● AIM OF THE EXERCISE:
Output the data exactly, with every line intact.

[[ SOURCE DATA open ]]

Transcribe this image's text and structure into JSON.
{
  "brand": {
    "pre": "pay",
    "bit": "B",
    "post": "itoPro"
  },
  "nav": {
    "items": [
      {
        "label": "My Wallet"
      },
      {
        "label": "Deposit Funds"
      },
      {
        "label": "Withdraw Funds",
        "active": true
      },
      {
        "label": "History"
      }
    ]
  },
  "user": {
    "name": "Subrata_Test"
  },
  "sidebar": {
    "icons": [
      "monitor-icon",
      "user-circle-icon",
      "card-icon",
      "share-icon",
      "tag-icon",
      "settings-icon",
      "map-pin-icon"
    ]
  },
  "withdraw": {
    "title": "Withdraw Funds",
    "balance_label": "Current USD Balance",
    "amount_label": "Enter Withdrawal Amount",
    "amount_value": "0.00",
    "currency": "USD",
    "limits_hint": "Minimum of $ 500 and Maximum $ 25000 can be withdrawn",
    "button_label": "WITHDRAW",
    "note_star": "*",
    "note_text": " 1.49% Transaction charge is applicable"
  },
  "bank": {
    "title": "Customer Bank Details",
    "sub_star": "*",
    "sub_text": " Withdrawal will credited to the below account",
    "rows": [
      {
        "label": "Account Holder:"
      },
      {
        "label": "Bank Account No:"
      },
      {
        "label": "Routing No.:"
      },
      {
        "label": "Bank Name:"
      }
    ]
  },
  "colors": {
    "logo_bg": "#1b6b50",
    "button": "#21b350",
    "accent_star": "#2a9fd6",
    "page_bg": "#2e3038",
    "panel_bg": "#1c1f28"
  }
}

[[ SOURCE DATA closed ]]

● RESULT:
Transcribe this image's text and structure into JSON.
{
  "brand": {
    "pre": "pay",
    "bit": "B",
    "post": "itoPro"
  },
  "nav": {
    "items": [
      {
        "label": "My Wallet"
      },
      {
        "label": "Deposit Funds"
      },
      {
        "label": "Withdraw Funds",
        "active": true
      },
      {
        "label": "History"
      }
    ]
  },
  "user": {
    "name": "Subrata_Test"
  },
  "sidebar": {
    "icons": [
      "monitor-icon",
      "user-circle-icon",
      "card-icon",
      "share-icon",
      "tag-icon",
      "settings-icon",
      "map-pin-icon"
    ]
  },
  "withdraw": {
    "title": "Withdraw Funds",
    "balance_label": "Current USD Balance",
    "amount_label": "Enter Withdrawal Amount",
    "amount_value": "0.00",
    "currency": "USD",
    "limits_hint": "Minimum of $ 500 and Maximum $ 25000 can be withdrawn",
    "button_label": "WITHDRAW",
    "note_star": "*",
    "note_text": " 1.49% Transaction charge is applicable"
  },
  "bank": {
    "title": "Customer Bank Details",
    "sub_star": "*",
    "sub_text": " Withdrawal will credited to the below account",
    "rows": [
      {
        "label": "Account Holder:"
      },
      {
        "label": "Bank Account No:"
      },
      {
        "label": "Routing No.:"
      },
      {
        "label": "Bank Name:"
      }
    ]
  },
  "colors": {
    "logo_bg": "#1b6b50",
    "button": "#21b350",
    "accent_star": "#2a9fd6",
    "page_bg": "#2e3038",
    "panel_bg": "#1c1f28"
  }
}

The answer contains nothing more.